Researchers are confident that it’s fairly straightforward to tweak the vaccines so they can protect against new variants, if necessary. Vaccine manufacturers are also in the process of developing ‘booster’ shots to help protect against variants in the future.
Are there any side effects from the COVID-19 vaccine?
Like any vaccine, COVID-19 vaccines can cause mild, short term side effects, such as a low-grade fever or pain or redness at the injection site. Most reactions to vaccines are mild and go away within a few days on their own. More serious or long-lasting side effects to vaccines are possible but extremely rare
Is it safe to take paracetamol before receiving the COVID-19 vaccine?
Taking painkillers such as paracetamol before receiving the COVID-19 vaccine to prevent side effects are not recommended. This is because it is not known how painkillers may affect how well the vaccine works.
Who should not take the AstraZeneca COVID-19 vaccine
People with a history of severe allergic reaction to any component of the vaccine should not take it.
The vaccine is not recommended for persons younger than 18 years of age pending the results of further studies.
How old do you have to be to get the AstraZeneca vaccine?
The vaccine is not recommended for persons younger than 18 years of age pending the results of further studies
What are the effects of the COVID-19 pandemic on mental health?
Bereavement, isolation, loss of income, and fear are triggering mental health conditions or exacerbating existing ones. Many people may be facing increased levels of alcohol and drug use, insomnia, and anxiety.
Meanwhile, COVID-19 itself can lead to neurological and mental complications, such as delirium, agitation, and stroke. People with pre-existing mental, neurological, or substance use disorders are also more vulnerable to SARS-CoV-2 infection ? they may stand a higher risk of severe outcomes and even death.
How long does it take for symptoms of the coronavirus disease to appear?
On average it takes 5–6 days from when someone is infected with the virus for symptoms to the show, however, it can take up to 14 days.
Can people with mild COVID-19 symptoms recover at home?
People with mild symptoms who are otherwise healthy should manage their symptoms at home. On average it takes 5–6 days from when someone is infected with the virus for symptoms to show, however it can take up to 14 days.
Can COVID-19 spread in hot and humid climates?
From the evidence so far, the COVID-19 virus can be transmitted in ALL AREAS, including areas with hot and humid weather. Regardless of climate, adopt protective measures if you live in, or travel to an area reporting COVID-19. The best way to protect yourself against COVID-19 is by frequently cleaning your hands.

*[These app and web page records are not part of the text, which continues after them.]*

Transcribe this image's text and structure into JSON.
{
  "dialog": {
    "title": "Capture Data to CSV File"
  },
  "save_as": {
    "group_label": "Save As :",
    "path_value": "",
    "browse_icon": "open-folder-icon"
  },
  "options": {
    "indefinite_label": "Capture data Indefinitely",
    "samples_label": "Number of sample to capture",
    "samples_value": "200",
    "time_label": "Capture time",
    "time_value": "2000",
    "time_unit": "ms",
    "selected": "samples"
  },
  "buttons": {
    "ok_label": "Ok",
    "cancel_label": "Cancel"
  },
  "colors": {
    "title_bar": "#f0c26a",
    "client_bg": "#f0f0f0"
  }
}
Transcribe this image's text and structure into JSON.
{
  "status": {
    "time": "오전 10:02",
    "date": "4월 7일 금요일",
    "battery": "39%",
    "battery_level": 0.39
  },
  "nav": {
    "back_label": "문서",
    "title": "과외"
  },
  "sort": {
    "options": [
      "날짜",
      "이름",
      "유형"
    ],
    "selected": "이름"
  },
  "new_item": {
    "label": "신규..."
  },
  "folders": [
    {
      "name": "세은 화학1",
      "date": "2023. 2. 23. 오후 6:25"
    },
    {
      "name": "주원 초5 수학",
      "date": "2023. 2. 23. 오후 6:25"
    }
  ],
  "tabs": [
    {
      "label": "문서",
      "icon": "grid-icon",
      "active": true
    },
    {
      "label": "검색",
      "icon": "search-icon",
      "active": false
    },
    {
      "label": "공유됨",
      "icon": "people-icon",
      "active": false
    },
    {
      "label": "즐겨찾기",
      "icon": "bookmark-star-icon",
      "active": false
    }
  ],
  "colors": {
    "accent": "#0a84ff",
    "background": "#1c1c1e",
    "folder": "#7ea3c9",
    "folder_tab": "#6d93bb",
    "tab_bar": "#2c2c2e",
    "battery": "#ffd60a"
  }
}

When was COVID-19 first identified?
On 31 December 2019, WHO was informed of cases of pneumonia of unknown cause in Wuhan City, China. A novel coronavirus was identified as the cause by Chinese authorities on 7 January 2020 and was temporarily named “2019-nCoV”.

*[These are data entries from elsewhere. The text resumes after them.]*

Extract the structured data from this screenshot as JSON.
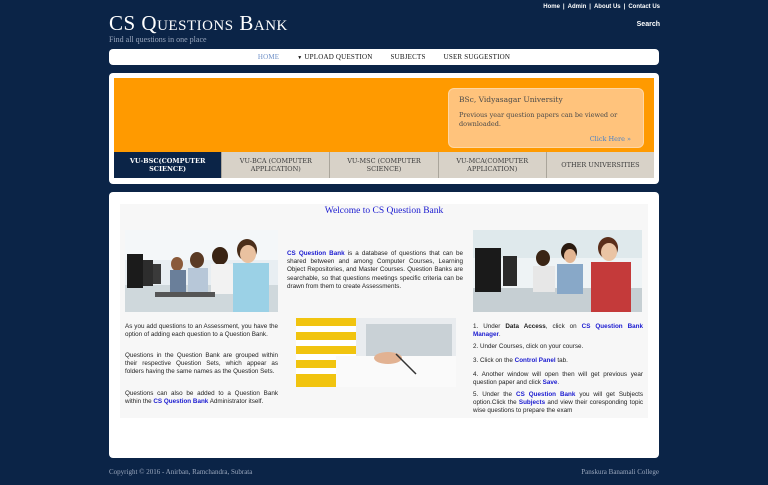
{
  "header": {
    "title": "CS Questions Bank",
    "subtitle": "Find all questions in one place",
    "top_links": [
      "Home",
      "Admin",
      "About Us",
      "Contact Us"
    ],
    "search_label": "Search"
  },
  "nav": {
    "items": [
      "HOME",
      "UPLOAD QUESTION",
      "SUBJECTS",
      "USER SUGGESTION"
    ]
  },
  "hero": {
    "card_title": "BSc, Vidyasagar University",
    "card_text": "Previous year question papers can be viewed or downloaded.",
    "card_link": "Click Here »",
    "tabs": [
      "VU-BSC(COMPUTER SCIENCE)",
      "VU-BCA (COMPUTER APPLICATION)",
      "VU-MSC (COMPUTER SCIENCE)",
      "VU-MCA(COMPUTER APPLICATION)",
      "OTHER UNIVERSITIES"
    ]
  },
  "content": {
    "welcome": "Welcome to CS Question Bank",
    "intro_link": "CS Question Bank",
    "intro_text": " is a database of questions that can be shared between and among Computer Courses, Learning Object Repositories, and Master Courses. Question Banks are searchable, so that questions meetings specific criteria can be drawn from them to create Assessments.",
    "left_p1": "As you add questions to an Assessment, you have the option of adding each question to a Question Bank.",
    "left_p2": "Questions in the Question Bank are grouped within their respective Question Sets, which appear as folders having the same names as the Question Sets.",
    "left_p3_a": "Questions can also be added to a Question Bank within the ",
    "left_p3_link": "CS Question Bank",
    "left_p3_b": " Administrator itself.",
    "steps": {
      "s1_a": "1.  Under ",
      "s1_bold": "Data Access",
      "s1_b": ", click on ",
      "s1_link": "CS Question Bank Manager",
      "s1_c": ".",
      "s2": "2.  Under Courses, click on your course.",
      "s3_a": "3.  Click on the ",
      "s3_link": "Control Panel",
      "s3_b": " tab.",
      "s4_a": "4.  Another window will open then will get previous year question paper and click ",
      "s4_link": "Save",
      "s4_b": ".",
      "s5_a": "5. Under the ",
      "s5_link1": "CS Question Bank",
      "s5_b": " you will get Subjects option.Click the ",
      "s5_link2": "Subjects",
      "s5_c": " and view their coresponding topic wise questions to prepare the exam"
    }
  },
  "footer": {
    "left": "Copyright © 2016 - Anirban, Ramchandra, Subrata",
    "right": "Panskura Banamali College"
  },
  "colors": {
    "background": "#0b2447",
    "accent_orange": "#ff9a00",
    "link_blue": "#1a1ad0"
  }
}
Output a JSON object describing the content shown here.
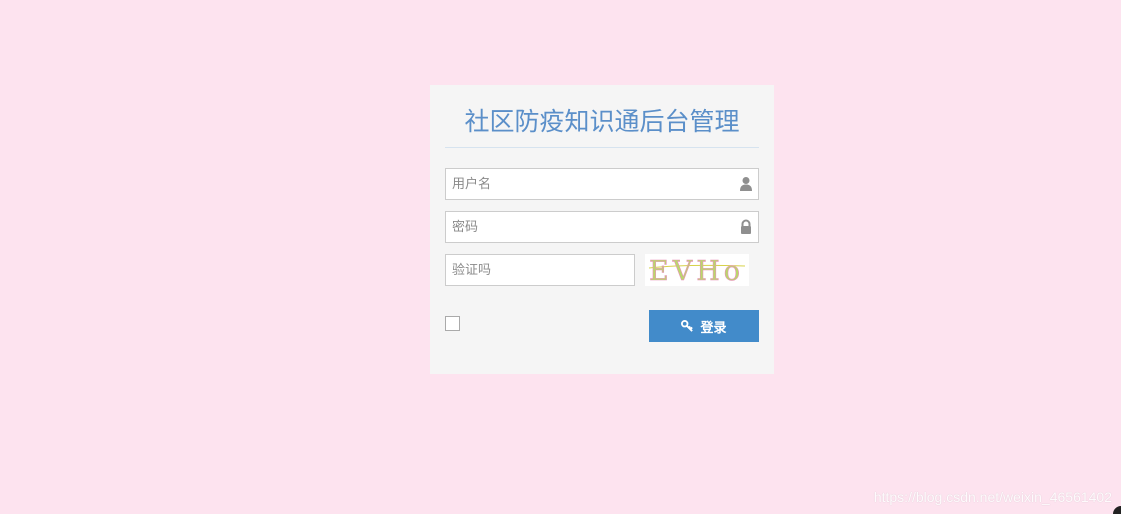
{
  "login": {
    "title": "社区防疫知识通后台管理",
    "username_placeholder": "用户名",
    "password_placeholder": "密码",
    "captcha_placeholder": "验证吗",
    "captcha_text": "EVHo",
    "login_label": "登录"
  },
  "icons": {
    "username": "user-icon",
    "password": "lock-icon",
    "login": "key-icon"
  },
  "colors": {
    "background": "#fde3ef",
    "panel": "#f5f5f5",
    "title": "#5b8fc9",
    "button": "#428bca"
  },
  "watermark": "https://blog.csdn.net/weixin_46561402"
}
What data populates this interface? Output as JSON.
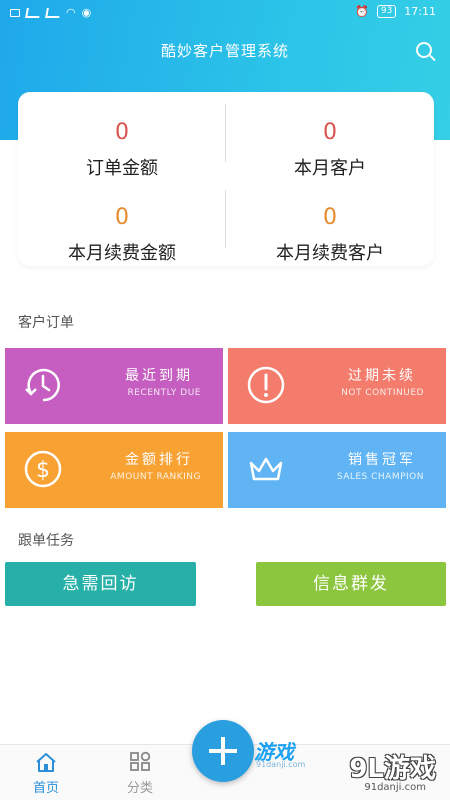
{
  "status": {
    "battery": "93",
    "time": "17:11"
  },
  "header": {
    "title": "酷妙客户管理系统"
  },
  "stats": [
    {
      "value": "0",
      "label": "订单金额"
    },
    {
      "value": "0",
      "label": "本月客户"
    },
    {
      "value": "0",
      "label": "本月续费金额"
    },
    {
      "value": "0",
      "label": "本月续费客户"
    }
  ],
  "sections": {
    "orders": "客户订单",
    "tasks": "跟单任务"
  },
  "tiles": [
    {
      "cn": "最近到期",
      "en": "RECENTLY DUE",
      "color": "#c55ec0",
      "icon": "clock-icon"
    },
    {
      "cn": "过期未续",
      "en": "NOT CONTINUED",
      "color": "#f47c6c",
      "icon": "alert-icon"
    },
    {
      "cn": "金额排行",
      "en": "AMOUNT RANKING",
      "color": "#f9a234",
      "icon": "dollar-icon"
    },
    {
      "cn": "销售冠军",
      "en": "SALES CHAMPION",
      "color": "#60b4f4",
      "icon": "crown-icon"
    }
  ],
  "buttons": [
    {
      "label": "急需回访",
      "color": "#26b0a8"
    },
    {
      "label": "信息群发",
      "color": "#8cc63f"
    }
  ],
  "tabbar": {
    "home": "首页",
    "category": "分类",
    "active_color": "#2a8fd8"
  },
  "watermark": {
    "small": "游戏",
    "small_sub": "91danji.com",
    "big": "9L游戏",
    "big_sub": "91danji.com"
  }
}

How to take care of one’s physical and mental health during coronavirus pandemic?
During this difficult time, it’s important to continue looking after your physical and mental health. This will not only help you in the long-term, it will also help you fight COVID-19 if you get it.

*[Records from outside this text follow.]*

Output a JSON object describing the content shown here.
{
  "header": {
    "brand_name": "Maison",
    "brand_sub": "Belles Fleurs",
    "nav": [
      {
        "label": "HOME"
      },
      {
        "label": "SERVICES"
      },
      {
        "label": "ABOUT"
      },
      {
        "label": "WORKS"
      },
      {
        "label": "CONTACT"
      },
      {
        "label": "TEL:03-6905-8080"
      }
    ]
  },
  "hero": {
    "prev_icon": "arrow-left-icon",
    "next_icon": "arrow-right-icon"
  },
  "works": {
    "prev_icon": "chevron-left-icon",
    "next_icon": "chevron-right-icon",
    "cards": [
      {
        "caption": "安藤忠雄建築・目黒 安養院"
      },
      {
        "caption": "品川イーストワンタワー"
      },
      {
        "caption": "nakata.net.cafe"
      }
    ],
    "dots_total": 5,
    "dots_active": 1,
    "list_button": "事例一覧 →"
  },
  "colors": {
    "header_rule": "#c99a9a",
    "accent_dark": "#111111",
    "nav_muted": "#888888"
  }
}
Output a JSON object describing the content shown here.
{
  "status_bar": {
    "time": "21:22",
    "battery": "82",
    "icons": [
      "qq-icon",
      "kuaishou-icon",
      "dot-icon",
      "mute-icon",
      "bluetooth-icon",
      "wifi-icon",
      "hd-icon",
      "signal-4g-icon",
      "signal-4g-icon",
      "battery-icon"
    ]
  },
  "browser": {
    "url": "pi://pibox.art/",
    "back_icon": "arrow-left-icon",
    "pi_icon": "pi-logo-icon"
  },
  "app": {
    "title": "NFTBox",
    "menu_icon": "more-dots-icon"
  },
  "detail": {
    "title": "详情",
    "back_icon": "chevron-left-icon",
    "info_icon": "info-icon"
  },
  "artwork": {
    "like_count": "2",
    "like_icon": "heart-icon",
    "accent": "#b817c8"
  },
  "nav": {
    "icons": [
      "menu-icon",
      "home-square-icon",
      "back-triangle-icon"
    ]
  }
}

First, eat a healthy and nutritious diet, which helps your immune system to function properly. Second, limit your alcohol consumption, and avoid sugary drinks. Third, don’t smoke. Smoking can increase your risk of developing a severe disease if you become infected with COVID-19. Fourth, exercise.
For further information send email to [email protected], send only text messages to 002207774469 WHATSAPP from 3 to 6PM.
Dr Hassan Azadeh, senior lecturer at the University of The Gambia, clinical director at Medicare Health Services.